If nothing else, as the Bitcoin progresses through the years, the historicity, like the network itself, continues to grow and mature.

An early message from Satoshi introducing the Bitcoin Network (SOURCE:

Bitcoin: An immutable history

One thing that strikes different about Bitcoin hitting the equivalent of its early adolescence is that the narratives about the how and the why Bitcoin exists are only getting more complex as time goes on.

Growing up with the challenges of intensifying regulatory pressure around the entire digital asset space, along with the handful of high-profile events of fraud, deception, and manipulation — Bitcoin’s story against an increasingly contrasting background becomes more important over time.

Since the launch of Bitcoin, there’s been a pretty fierce headwind of skepticism and doubt that bitcoin and crypto more broadly really is money. Or that it has any utility beyond being some kind of internet novelty. Or that it is merely a fad that will one day be relegated to the derelict pile.

One of the biggest challenges with bitcoin and crypto finding legitimacy is that there is a massive psychological component that underpins our thoughts, ideas, and beliefs about money.

You could probably say that the only reason money actually works as a system is because of the psychology. And trying to convince people that there are alternatives to any kind of deeply held belief system, is well, challenging.

So, it’s in these conditions that bitcoin and crypto more broadly are looking for product market fit. The concerns that all of this stuff is just funny money, or a scam are real. This past year has confirmed those fears for a large part of the consumer base.

If there is a silver lining in the recent market scandals, it’s that Bitcoin as a decentralized network continued to function and confirm blocks without any hiccups — all as designed — while the rest of the crypto industry spent the year imploding.

Another big trend that feels emergent, is the idea that on-chain trends and data will become more important, or at least more accessible over time.

This is definitely the case over the last 12 months, and will likely continue.
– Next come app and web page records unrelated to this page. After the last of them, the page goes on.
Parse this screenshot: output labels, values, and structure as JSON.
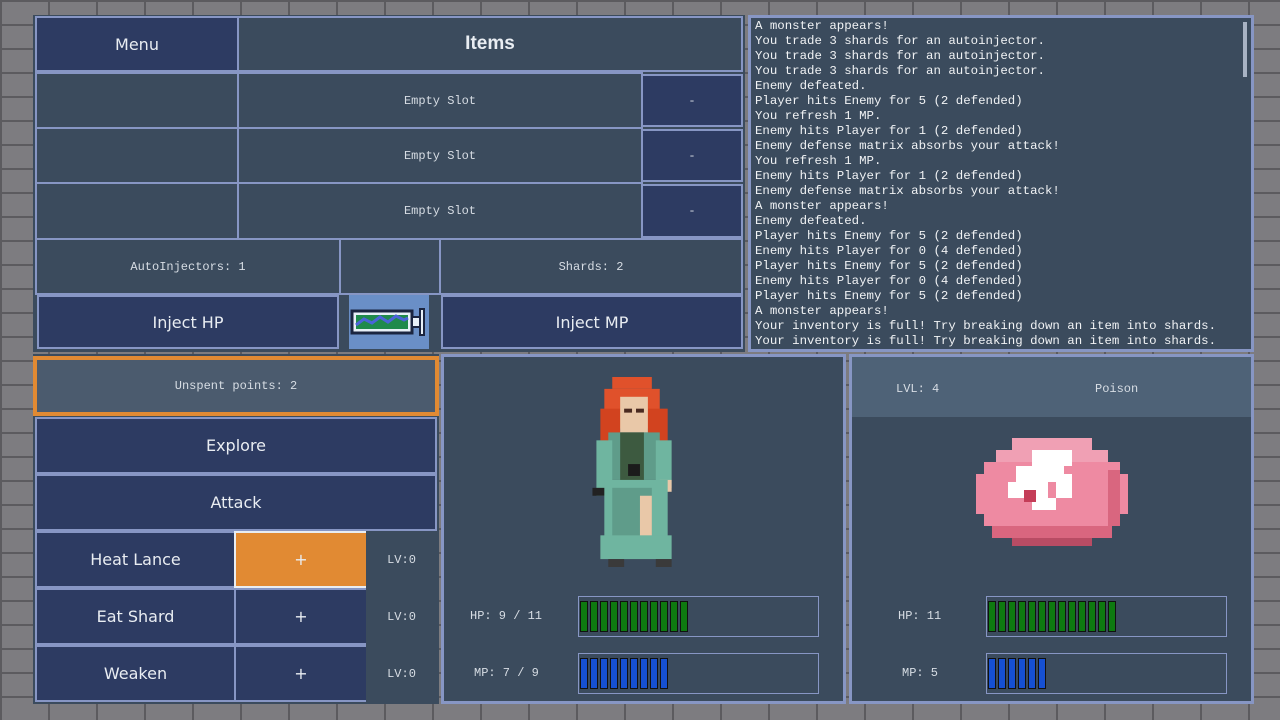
{
  "items_panel": {
    "menu_label": "Menu",
    "title": "Items",
    "slots": [
      {
        "label": "Empty Slot",
        "action": "-"
      },
      {
        "label": "Empty Slot",
        "action": "-"
      },
      {
        "label": "Empty Slot",
        "action": "-"
      }
    ],
    "autoinjectors_text": "AutoInjectors: 1",
    "shards_text": "Shards: 2",
    "inject_hp_label": "Inject HP",
    "inject_mp_label": "Inject MP"
  },
  "log": {
    "lines": [
      "A monster appears!",
      "You trade 3 shards for an autoinjector.",
      "You trade 3 shards for an autoinjector.",
      "You trade 3 shards for an autoinjector.",
      "Enemy defeated.",
      "Player hits Enemy for 5 (2 defended)",
      "You refresh 1 MP.",
      "Enemy hits Player for 1 (2 defended)",
      "Enemy defense matrix absorbs your attack!",
      "You refresh 1 MP.",
      "Enemy hits Player for 1 (2 defended)",
      "Enemy defense matrix absorbs your attack!",
      "A monster appears!",
      "Enemy defeated.",
      "Player hits Enemy for 5 (2 defended)",
      "Enemy hits Player for 0 (4 defended)",
      "Player hits Enemy for 5 (2 defended)",
      "Enemy hits Player for 0 (4 defended)",
      "Player hits Enemy for 5 (2 defended)",
      "A monster appears!",
      "Your inventory is full! Try breaking down an item into shards.",
      "Your inventory is full! Try breaking down an item into shards."
    ]
  },
  "actions": {
    "unspent_points_text": "Unspent points: 2",
    "explore_label": "Explore",
    "attack_label": "Attack",
    "skills": [
      {
        "name": "Heat Lance",
        "plus": "+",
        "level": "LV:0",
        "highlighted": true
      },
      {
        "name": "Eat Shard",
        "plus": "+",
        "level": "LV:0",
        "highlighted": false
      },
      {
        "name": "Weaken",
        "plus": "+",
        "level": "LV:0",
        "highlighted": false
      }
    ]
  },
  "player": {
    "hp_text": "HP: 9 / 11",
    "mp_text": "MP: 7 / 9",
    "hp_fraction": 0.818,
    "mp_fraction": 0.778,
    "hp_segments": 11,
    "mp_segments": 9
  },
  "enemy": {
    "level_text": "LVL: 4",
    "name": "Poison",
    "hp_text": "HP: 11",
    "mp_text": "MP: 5",
    "hp_segments": 13,
    "mp_segments": 6
  },
  "colors": {
    "hp": "#0e7a10",
    "mp": "#1650d2",
    "highlight": "#e18a33"
  }
}
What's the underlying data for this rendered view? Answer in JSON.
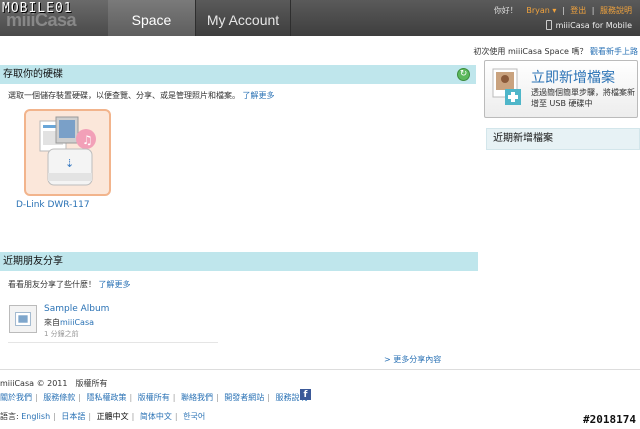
{
  "header": {
    "logo": "miiiCasa",
    "watermark": "MOBILE01",
    "tabs": [
      {
        "label": "Space",
        "active": true
      },
      {
        "label": "My Account",
        "active": false
      }
    ],
    "greeting": "你好！",
    "user": "Bryan",
    "logout": "登出",
    "help": "服務說明",
    "mobile_link": "miiiCasa for Mobile"
  },
  "intro": {
    "text": "初次使用 miiiCasa Space 嗎？",
    "link": "觀看新手上路"
  },
  "storage": {
    "title": "存取你的硬碟",
    "desc": "選取一個儲存裝置硬碟，以便查覽、分享、或是管理照片和檔案。",
    "learn_more": "了解更多",
    "device_name": "D-Link DWR-117"
  },
  "shares": {
    "title": "近期朋友分享",
    "desc": "看看朋友分享了些什麼！",
    "learn_more": "了解更多",
    "item": {
      "title": "Sample Album",
      "from_prefix": "來自",
      "from_name": "miiiCasa",
      "time": "1 分鐘之前"
    },
    "more": "> 更多分享內容"
  },
  "sidebar": {
    "upload_title": "立即新增檔案",
    "upload_desc": "透過簡個簡單步驟，將檔案新增至 USB 硬碟中",
    "recent_title": "近期新增檔案"
  },
  "footer": {
    "copyright": "miiiCasa © 2011　版權所有",
    "links": [
      "關於我們",
      "服務條款",
      "隱私權政策",
      "版權所有",
      "聯絡我們",
      "開發者網站",
      "服務說明"
    ],
    "lang_label": "語言:",
    "languages": [
      {
        "label": "English",
        "current": false
      },
      {
        "label": "日本語",
        "current": false
      },
      {
        "label": "正體中文",
        "current": true
      },
      {
        "label": "简体中文",
        "current": false
      },
      {
        "label": "한국어",
        "current": false
      }
    ]
  },
  "photo_watermark": "#2018174",
  "colors": {
    "accent_link": "#2a72b5",
    "section_header": "#bfe6ec",
    "top_link": "#f2a33c"
  }
}
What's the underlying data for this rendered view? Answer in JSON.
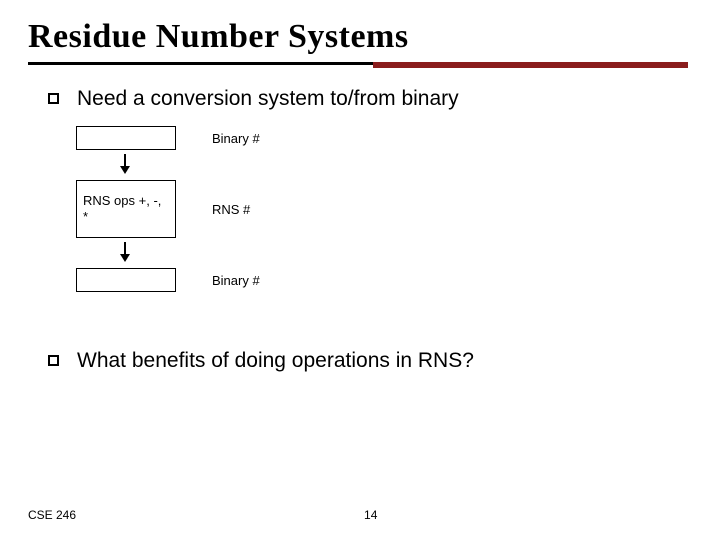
{
  "title": "Residue Number Systems",
  "bullets": {
    "b1": "Need a conversion system to/from binary",
    "b2": "What benefits of doing operations in RNS?"
  },
  "diagram": {
    "label_top": "Binary #",
    "box_ops": "RNS ops +, -, *",
    "label_mid": "RNS #",
    "label_bot": "Binary #"
  },
  "footer": {
    "course": "CSE 246",
    "page": "14"
  }
}
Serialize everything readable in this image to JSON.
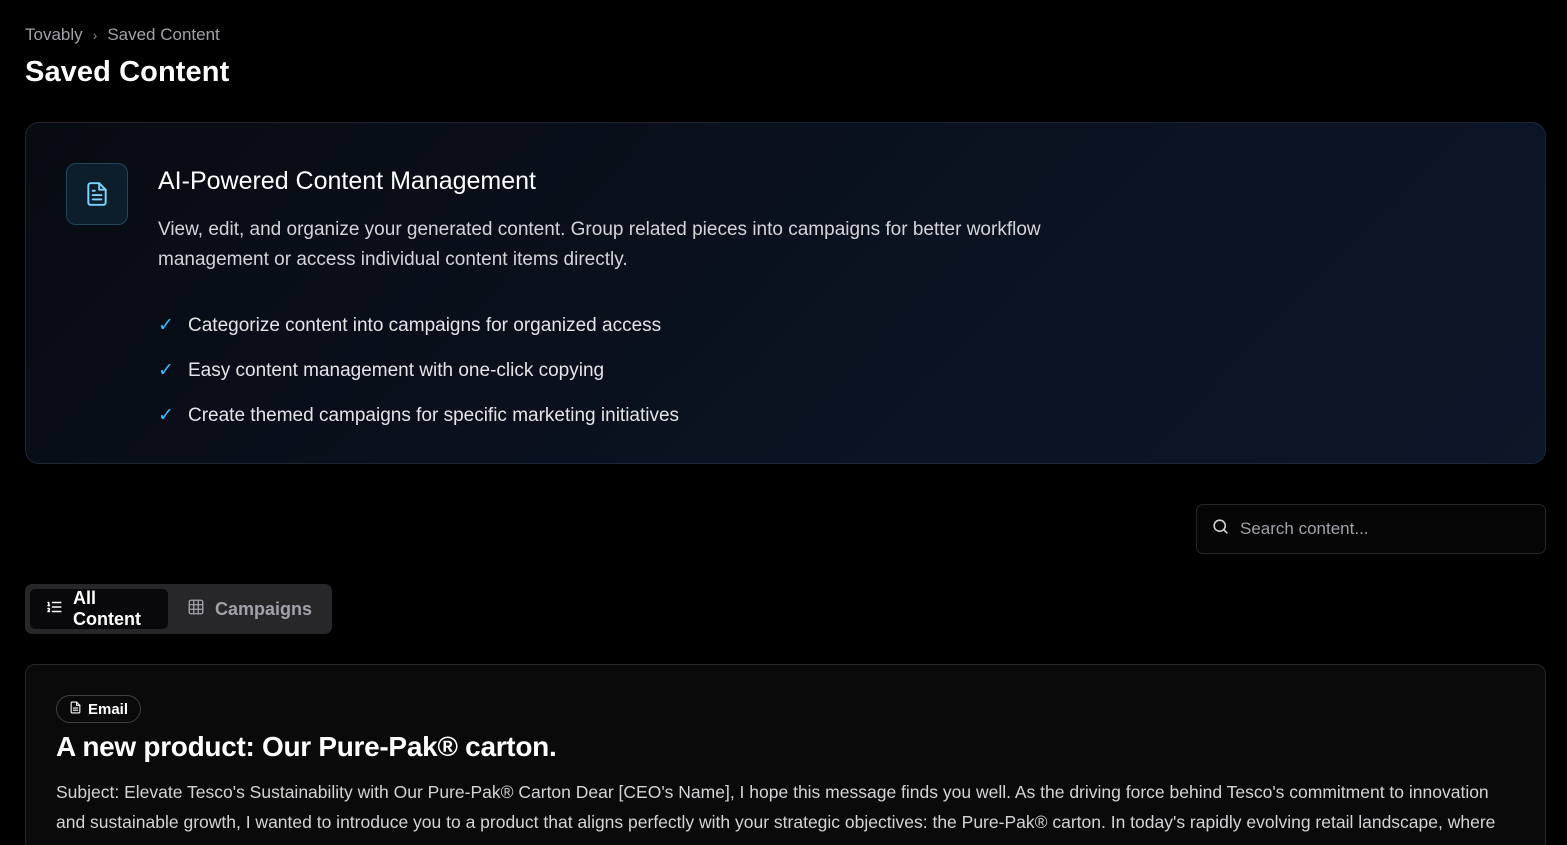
{
  "breadcrumb": {
    "root": "Tovably",
    "separator": "›",
    "current": "Saved Content"
  },
  "page_title": "Saved Content",
  "info_card": {
    "icon": "file-text-icon",
    "title": "AI-Powered Content Management",
    "description": "View, edit, and organize your generated content. Group related pieces into campaigns for better workflow management or access individual content items directly.",
    "check_glyph": "✓",
    "features": [
      "Categorize content into campaigns for organized access",
      "Easy content management with one-click copying",
      "Create themed campaigns for specific marketing initiatives"
    ]
  },
  "search": {
    "placeholder": "Search content...",
    "icon": "search-icon"
  },
  "tabs": [
    {
      "label": "All Content",
      "icon": "list-icon",
      "active": true
    },
    {
      "label": "Campaigns",
      "icon": "grid-icon",
      "active": false
    }
  ],
  "content_items": [
    {
      "badge": "Email",
      "badge_icon": "file-icon",
      "title": "A new product: Our Pure-Pak® carton.",
      "body": "Subject: Elevate Tesco's Sustainability with Our Pure-Pak® Carton Dear [CEO's Name], I hope this message finds you well. As the driving force behind Tesco's commitment to innovation and sustainable growth, I wanted to introduce you to a product that aligns perfectly with your strategic objectives: the Pure-Pak® carton. In today's rapidly evolving retail landscape, where consumers demand fresh options as well as responsible packaging, we offer a solution which meets these needs and aligns with your sustainability commitments."
    }
  ],
  "colors": {
    "accent": "#38bdf8",
    "background": "#000000",
    "card": "#0b1220"
  }
}
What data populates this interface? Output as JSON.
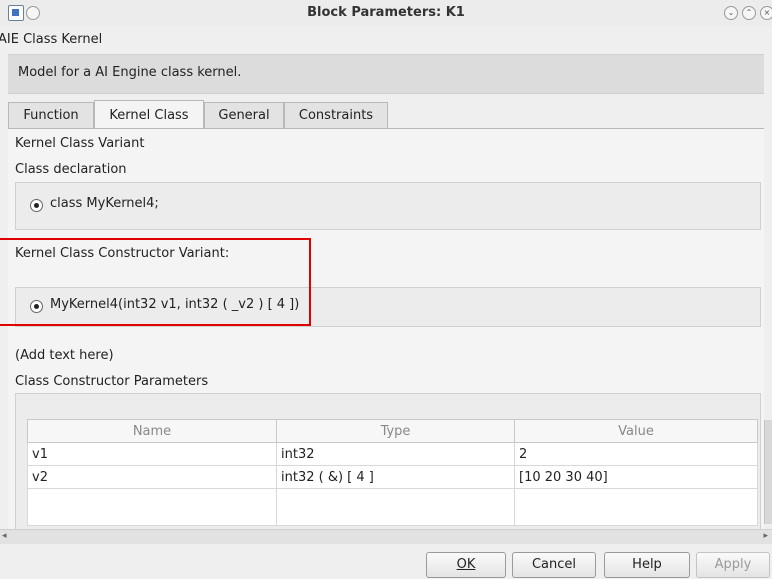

We will known on-chain data and analytics is really a thing when we start to see reporting about on-chain activity in the mainstream media.

At this point, the idea of Bitcoin’s historicity is still dictated by stories, social sentiments, and shifting industry narratives.

Someday, as a true indicator of success, a dominant component of Bitcoin’s history will be the steady growth in number of blocks successfully mined, the amount of value stored and transferred on the network, and the number of global network nodes.

A still unfolding history

One of the reasons that the Bitcoin story is so fascinating is that it is dynamic. Bitcoin changes, grows, and evolves all the time.

It’s also interesting to watch Bitcoin’s backstory change, adapt, and solidify over the years.

I’m sure we will all be reading and writing these milestone posts well into the future. What happens from here — especially after such a dramatic year — will only help to flesh out the story.